Welcome to the second gauntlet!
Accepting this week's writing challenge means penning no more than 500 words (roughly two typed pages if the text is double-spaced). Your first two sentences must be, “The leaves! They’re burning!”
After that dramatic opening, treat this writing challenge as an exercise in crafting a great opening for a story. Make sure that you:
Introduce your main character.
Define the setting, which means the time and place of the story.
Show the danger stemming from the fire.
When you've revised and edited your paragraph, save it as Gauntlet 2 [Insert Your Name Here]. For example, my file would be named Gauntlet 2 Mr Chance.
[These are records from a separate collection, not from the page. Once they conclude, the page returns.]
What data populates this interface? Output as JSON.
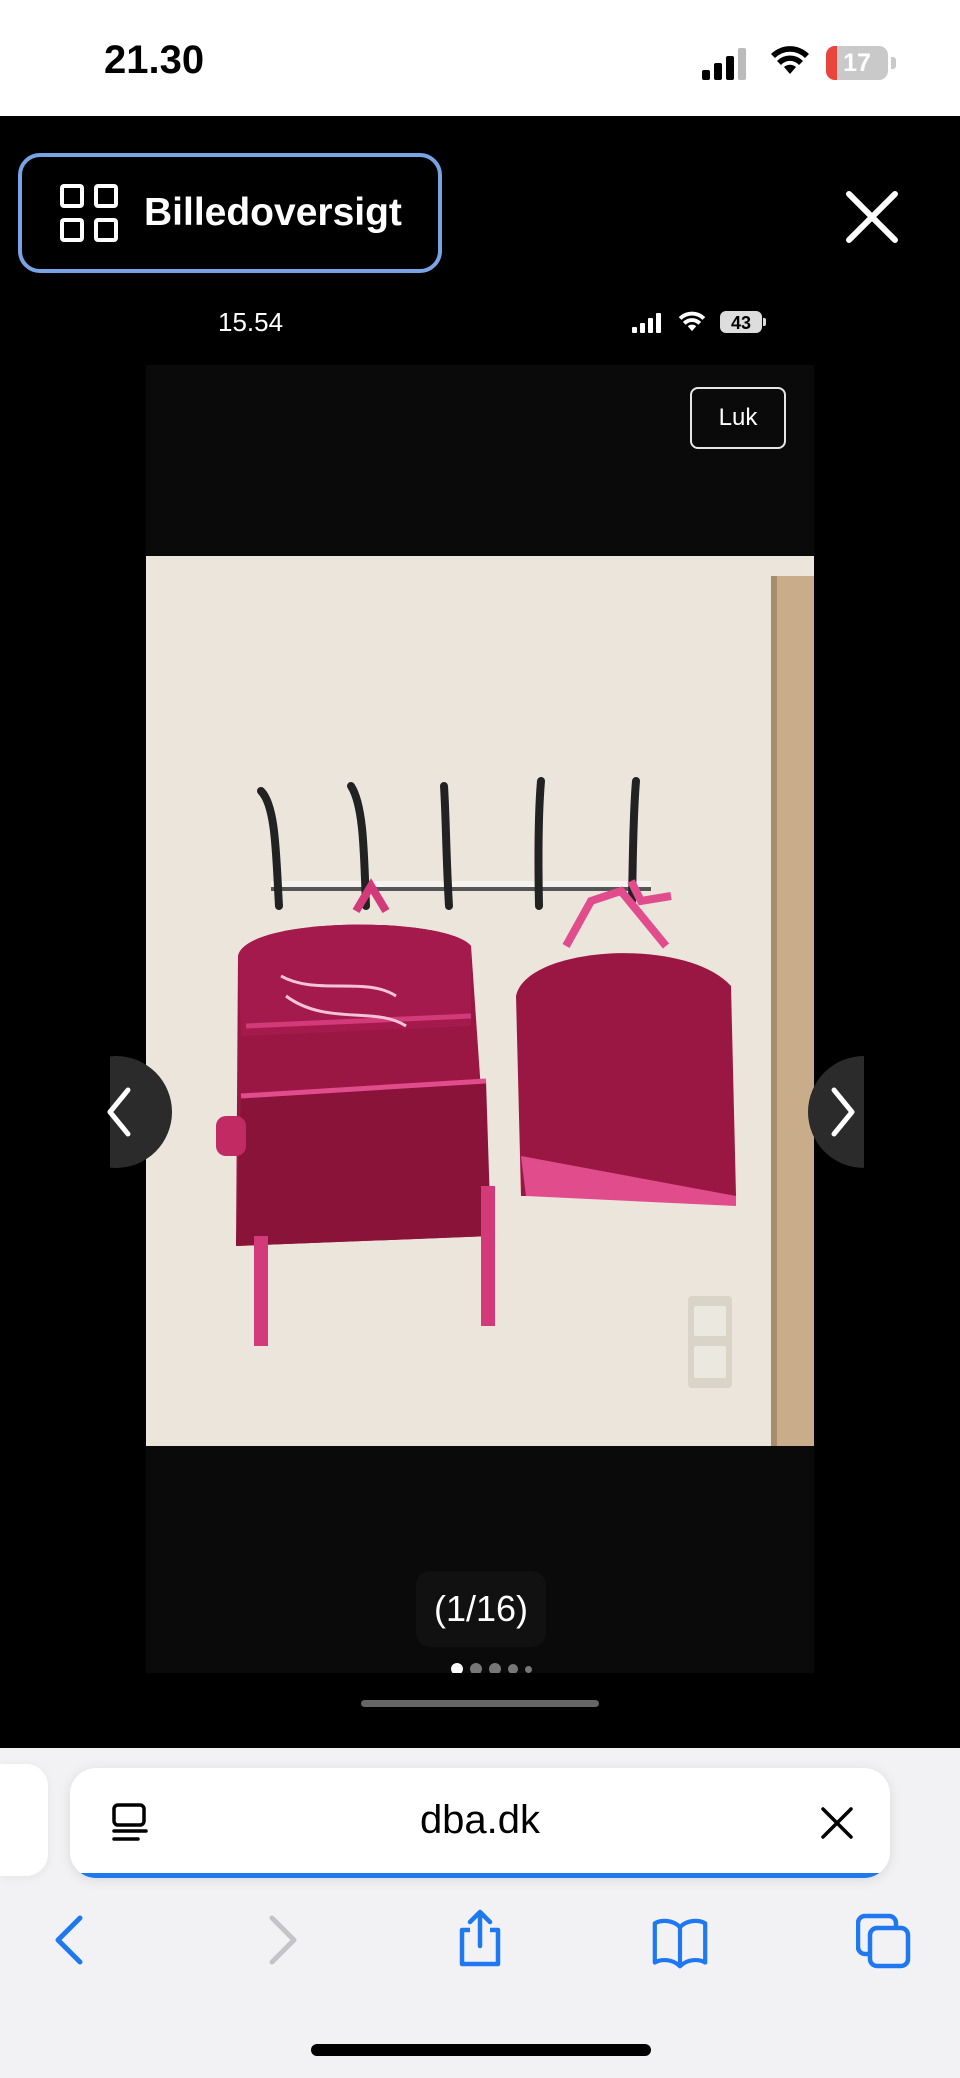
{
  "status_bar": {
    "time": "21.30",
    "battery_level": "17",
    "battery_fraction": 0.17,
    "battery_color": "#e8453c"
  },
  "gallery": {
    "overview_label": "Billedoversigt",
    "accent_color": "#7aa3e6",
    "close_icon": "close-icon"
  },
  "inner_phone": {
    "time": "15.54",
    "battery_level": "43",
    "close_label": "Luk",
    "counter": "(1/16)",
    "dot_count": 5,
    "active_dot": 0,
    "prev_icon": "chevron-left-icon",
    "next_icon": "chevron-right-icon"
  },
  "browser": {
    "url": "dba.dk",
    "progress_color": "#1f78f0",
    "toolbar": [
      "back-icon",
      "forward-icon",
      "share-icon",
      "bookmarks-icon",
      "tabs-icon"
    ]
  }
}
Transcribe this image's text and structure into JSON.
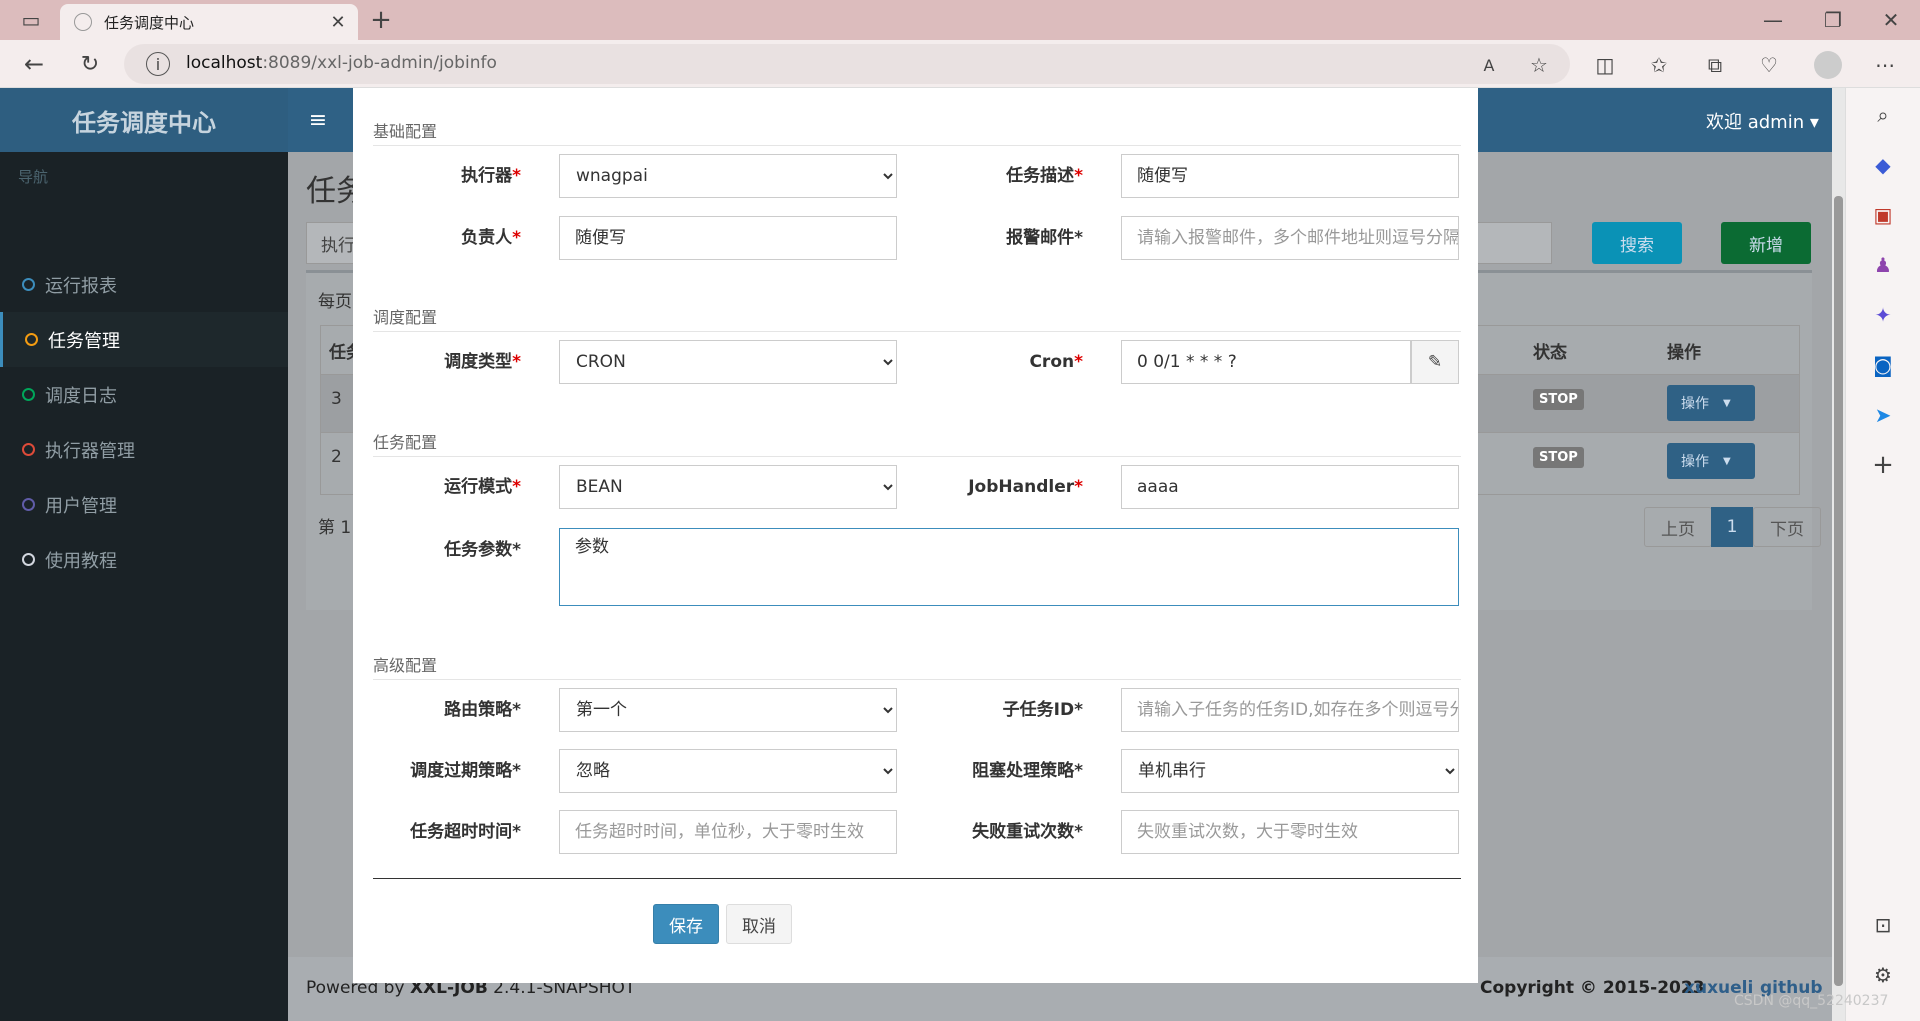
{
  "browser": {
    "tab_title": "任务调度中心",
    "url_host": "localhost",
    "url_rest": ":8089/xxl-job-admin/jobinfo"
  },
  "app": {
    "logo": "任务调度中心",
    "welcome": "欢迎 admin",
    "nav_header": "导航",
    "nav": [
      {
        "label": "运行报表",
        "color": "#3c8dbc"
      },
      {
        "label": "任务管理",
        "color": "#f39c12"
      },
      {
        "label": "调度日志",
        "color": "#00a65a"
      },
      {
        "label": "执行器管理",
        "color": "#dd4b39"
      },
      {
        "label": "用户管理",
        "color": "#605ca8"
      },
      {
        "label": "使用教程",
        "color": "#d2d6de"
      }
    ],
    "page_title_partial": "任务",
    "filter_partial": "执行",
    "search_btn": "搜索",
    "add_btn": "新增",
    "per_page_partial": "每页",
    "table": {
      "col_partial": "任务",
      "col_status": "状态",
      "col_ops": "操作",
      "rows": [
        {
          "id": "3",
          "status": "STOP",
          "op": "操作"
        },
        {
          "id": "2",
          "status": "STOP",
          "op": "操作"
        }
      ]
    },
    "page_info_partial": "第 1",
    "pager": {
      "prev": "上页",
      "current": "1",
      "next": "下页"
    },
    "footer": {
      "powered": "Powered by ",
      "brand": "XXL-JOB",
      "version": " 2.4.1-SNAPSHOT",
      "copyright": "Copyright © 2015-2023",
      "link1": "xuxueli",
      "link2": "github"
    },
    "watermark": "CSDN @qq_52240237"
  },
  "modal": {
    "sec_basic": "基础配置",
    "sec_schedule": "调度配置",
    "sec_task": "任务配置",
    "sec_advanced": "高级配置",
    "executor": {
      "label": "执行器",
      "value": "wnagpai"
    },
    "desc": {
      "label": "任务描述",
      "value": "随便写"
    },
    "owner": {
      "label": "负责人",
      "value": "随便写"
    },
    "email": {
      "label": "报警邮件*",
      "placeholder": "请输入报警邮件，多个邮件地址则逗号分隔"
    },
    "sched_type": {
      "label": "调度类型",
      "value": "CRON"
    },
    "cron": {
      "label": "Cron",
      "value": "0 0/1 * * * ?"
    },
    "run_mode": {
      "label": "运行模式",
      "value": "BEAN"
    },
    "handler": {
      "label": "JobHandler",
      "value": "aaaa"
    },
    "params": {
      "label": "任务参数*",
      "value": "参数"
    },
    "route": {
      "label": "路由策略*",
      "value": "第一个"
    },
    "child": {
      "label": "子任务ID*",
      "placeholder": "请输入子任务的任务ID,如存在多个则逗号分隔"
    },
    "misfire": {
      "label": "调度过期策略*",
      "value": "忽略"
    },
    "block": {
      "label": "阻塞处理策略*",
      "value": "单机串行"
    },
    "timeout": {
      "label": "任务超时时间*",
      "placeholder": "任务超时时间，单位秒，大于零时生效"
    },
    "retry": {
      "label": "失败重试次数*",
      "placeholder": "失败重试次数，大于零时生效"
    },
    "save": "保存",
    "cancel": "取消"
  }
}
Before Friday, 20 November, email your response to the challenge to mchance at theregisschool dot org.
Recently I’ve been asked about the acceptability of Grammarly as a tool for students to use to improve their writing. I’m not a fan of Grammarly, and I strongly prefer my students not use it. My concerns about Grammarly are two-fold.
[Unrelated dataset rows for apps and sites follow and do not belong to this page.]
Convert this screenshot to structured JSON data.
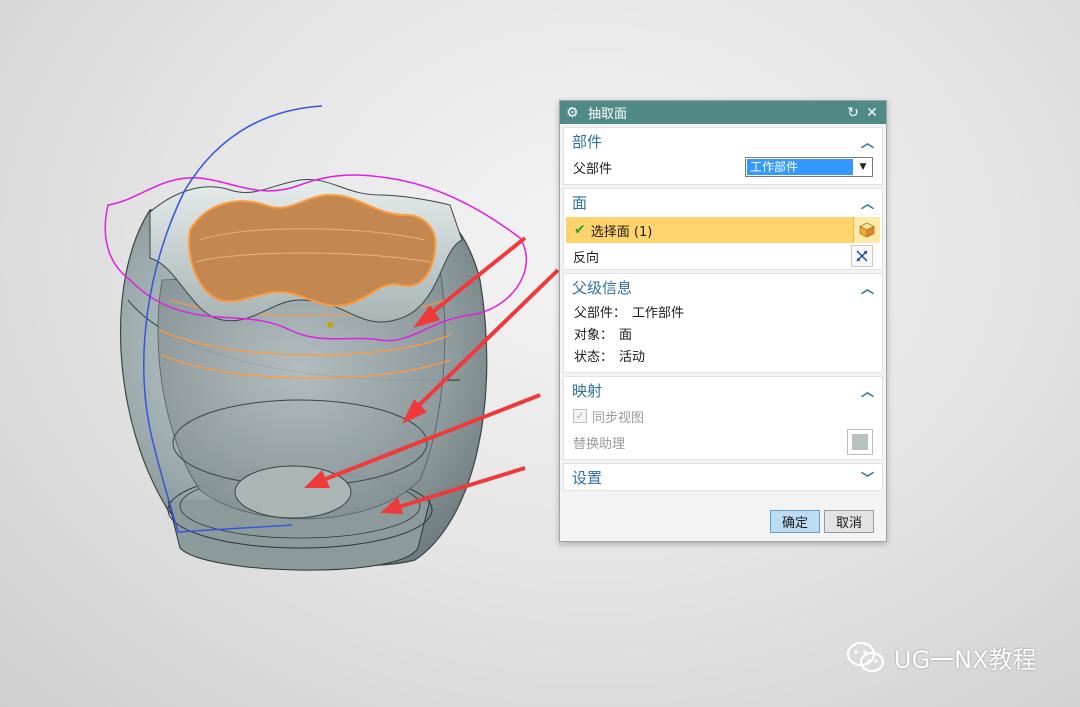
{
  "dialog": {
    "title": "抽取面",
    "part_group": {
      "title": "部件",
      "parent_part_label": "父部件",
      "parent_part_value": "工作部件"
    },
    "face_group": {
      "title": "面",
      "select_face_label": "选择面 (1)",
      "reverse_label": "反向"
    },
    "parent_info_group": {
      "title": "父级信息",
      "parent_part_key": "父部件：",
      "parent_part_val": "工作部件",
      "object_key": "对象：",
      "object_val": "面",
      "status_key": "状态：",
      "status_val": "活动"
    },
    "mapping_group": {
      "title": "映射",
      "sync_view_label": "同步视图",
      "replace_assist_label": "替换助理"
    },
    "settings_group": {
      "title": "设置"
    },
    "ok_label": "确定",
    "cancel_label": "取消"
  },
  "watermark": {
    "text": "UG一NX教程"
  },
  "icons": {
    "title": "gear-icon",
    "reset": "reset-icon",
    "close": "close-icon",
    "collapse": "chevron-up-icon",
    "expand": "chevron-down-icon",
    "select": "cube-select-icon",
    "reverse": "reverse-direction-icon",
    "check": "check-icon",
    "watermark": "wechat-icon"
  },
  "colors": {
    "titlebar": "#4f8a86",
    "group_title": "#2f6f9c",
    "selection_highlight": "#ffd46e",
    "dropdown_selected": "#3399ff",
    "model_body": "#9aa8ab",
    "guide_curve_magenta": "#e020e0",
    "guide_curve_blue": "#3355dd",
    "selected_face_edge": "#ff9a3c",
    "arrows": "#ee3a3a"
  }
}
First, Grammarly is to good writing what McDonald’s is to good hamburgers. McDonald’s makes hamburgers, millions of them a day, and those burgers are adequate. I’m hungry, I eat a McDonald’s hamburger, and I’m no longer hungry. McDonald’s hamburgers are cheap, mass produced, and identical. A good hamburger, in contrast, is prepared by hand, seasoned by hand, cooked to just-rightness with a watchful eye and an understanding of what pleases the human palate.
Grammarly encourages McDonald’s writing. It’s adequate. The end result communicates well enough, clearly enough, but is likely to diminish the personality of the writer, to mute the writer’s voice. I don’t like that. Teaching “voice” is for me the hardest thing to teach about writing, but that doesn’t mean voice isn’t important. I want my students to write, to write well, and to write in such a way that best expresses their individualities.
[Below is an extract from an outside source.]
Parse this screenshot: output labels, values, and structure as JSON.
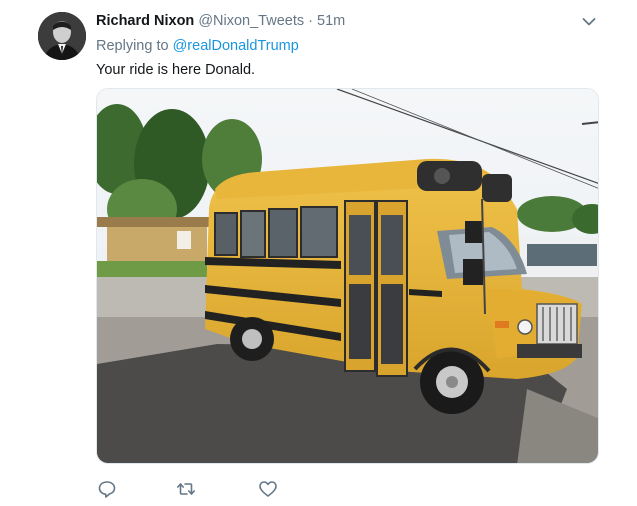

My second concern about Grammarly is more philosophical. Grammarly represents yet another way to externalize human knowledge. My fear is that a student who is just starting to master the intricacies of the English language, who is just starting to hear his own voice, who is just starting to pay heed to his own voice, will develop a reliance on Grammarly’s artificial brain, and that artificial brain, no matter how cleverly programmed, is not a human brain. Reliance on Grammarly might produce an essay that earns an A, but it doesn’t produce a student who understands the English language, who understands how to write well in a way that best expresses the contents of his heart.
For further consideration, these two articles do a fine job of explaining some of Grammarly’s shortfalls.
"Grammarly Premium Makes A Lot Of Mistakes" by Jacob Bergdahl
"Grammarly Fixed a Security Vulnerability, but It Still Can’t Fix Our Writing" by Jacob Brogan
I've heard rumors that Regis Knights have taken up gauntlet one and are busy coming up with their wrong answers. Meanwhile, another gauntlet nears throwing time. This Friday, we have a hot topic.
Welcome to the first gauntlet!
Accepting this week's writing challenge means penning about 250 words (roughly one typed page if the text is double-spaced). With those words, answer these questions with wrong answers only:
What is the creature in the picture above?
How did you end up with one as a pet?
Why have you come to regret owning it?
When you've revised and edited your paragraph, save it as Gauntlet 1 [Insert Your Name Here]. For example, my file would be named Gauntlet 1 Mr Chance. Before Friday, 13 November, email your response to the challenge to mchance at theregisschool dot org.
We're two days away from me throwing down the first gauntlet. What's that? You want a hint about the writing challenge's topic. Okay.
The Knights of the Mightier Pen gather in the hallowed halls of the Regis School in Houston, Texas, to share their tales and poems.